Valuing & Creating a Diverse Student Body
In addition to attending to issues of diversity in therapy, the MFT program attends to issues of diversity in the classroom. We work hard to assemble a diverse student body. We have students who are grandparents and students who have not yet begun to build families. We have students who are well traveled and those who have not strayed far from home. We have students who are active in religious communities and those who do not claim a faith. We have gay and straight students. Some of our students are affluent students; others keep their cars together with hope and bailing twine! We have students in their early 60’s, who have owned businesses, raised families, and returned to school for a second career and students in their early 20’s, who have traveled straight from high school through undergraduate school to our program. We have black, white, female, and male students. The complex ways that students bring diversity to the classroom is intrinsically immeasurable.

Four important areas that the MFT Program emphasizes

  • The Student/Trainee
    • A success based approach
    • Available, supportive faculty
    • Build on strengths
  • Context
    • Teach an eco-systemic/relational perspective

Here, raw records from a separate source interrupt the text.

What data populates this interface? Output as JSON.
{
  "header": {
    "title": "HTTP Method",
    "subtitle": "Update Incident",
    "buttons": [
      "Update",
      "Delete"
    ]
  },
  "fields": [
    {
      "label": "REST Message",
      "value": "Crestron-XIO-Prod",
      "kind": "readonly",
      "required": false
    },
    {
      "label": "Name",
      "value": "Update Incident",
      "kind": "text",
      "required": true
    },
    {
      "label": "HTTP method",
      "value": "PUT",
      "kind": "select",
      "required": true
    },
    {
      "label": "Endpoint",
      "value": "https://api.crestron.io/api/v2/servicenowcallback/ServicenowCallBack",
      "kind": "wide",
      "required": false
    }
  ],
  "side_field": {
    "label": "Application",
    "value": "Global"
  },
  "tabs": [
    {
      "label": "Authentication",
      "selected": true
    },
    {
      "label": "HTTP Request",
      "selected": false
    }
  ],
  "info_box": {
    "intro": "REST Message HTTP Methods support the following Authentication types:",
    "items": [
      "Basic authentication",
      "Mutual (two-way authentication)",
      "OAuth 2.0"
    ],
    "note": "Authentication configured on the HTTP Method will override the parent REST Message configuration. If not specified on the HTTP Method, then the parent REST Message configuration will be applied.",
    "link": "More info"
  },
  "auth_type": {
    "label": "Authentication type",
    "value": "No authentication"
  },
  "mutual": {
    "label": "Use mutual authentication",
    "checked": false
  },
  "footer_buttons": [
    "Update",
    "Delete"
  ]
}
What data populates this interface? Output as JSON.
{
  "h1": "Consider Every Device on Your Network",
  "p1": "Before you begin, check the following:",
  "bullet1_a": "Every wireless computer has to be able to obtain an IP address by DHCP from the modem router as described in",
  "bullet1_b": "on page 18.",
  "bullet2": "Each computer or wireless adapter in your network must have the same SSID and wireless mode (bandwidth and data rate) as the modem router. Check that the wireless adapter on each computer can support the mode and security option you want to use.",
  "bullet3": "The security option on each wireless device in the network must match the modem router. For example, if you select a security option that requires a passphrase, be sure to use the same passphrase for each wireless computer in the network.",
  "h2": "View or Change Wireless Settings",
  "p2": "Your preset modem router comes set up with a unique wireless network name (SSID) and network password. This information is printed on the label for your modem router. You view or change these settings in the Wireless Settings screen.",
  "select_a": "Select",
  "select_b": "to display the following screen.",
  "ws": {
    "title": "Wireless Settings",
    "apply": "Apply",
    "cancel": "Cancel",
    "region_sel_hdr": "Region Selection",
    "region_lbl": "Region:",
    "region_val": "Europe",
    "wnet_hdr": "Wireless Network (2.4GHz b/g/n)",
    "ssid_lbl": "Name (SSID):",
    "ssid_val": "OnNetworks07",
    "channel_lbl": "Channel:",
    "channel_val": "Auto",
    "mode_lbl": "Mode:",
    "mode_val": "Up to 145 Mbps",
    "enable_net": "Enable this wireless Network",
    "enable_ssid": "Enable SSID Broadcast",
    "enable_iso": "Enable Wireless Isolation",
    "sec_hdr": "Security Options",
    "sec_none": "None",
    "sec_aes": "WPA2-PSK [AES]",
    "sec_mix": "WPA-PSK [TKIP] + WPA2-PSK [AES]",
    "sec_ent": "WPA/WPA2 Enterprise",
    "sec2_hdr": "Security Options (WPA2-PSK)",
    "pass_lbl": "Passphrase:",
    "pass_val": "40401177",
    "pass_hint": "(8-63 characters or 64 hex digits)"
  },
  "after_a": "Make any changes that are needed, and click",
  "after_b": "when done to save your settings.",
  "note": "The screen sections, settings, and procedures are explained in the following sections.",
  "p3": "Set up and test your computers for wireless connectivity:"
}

    • Understand developmental issues
    • Understand language in interaction
  • Multiple Perspectives
    • Develop critical thinking
    • Develop a unique clinical style
    • Develop respect for varying value systems
    • Work collaboratively with client systems
  • Diversity
    • Develop awareness and sensitivity to difference
    • Develop awareness of issues of social justice
    • Seek diversity among trainees and in clinical experiences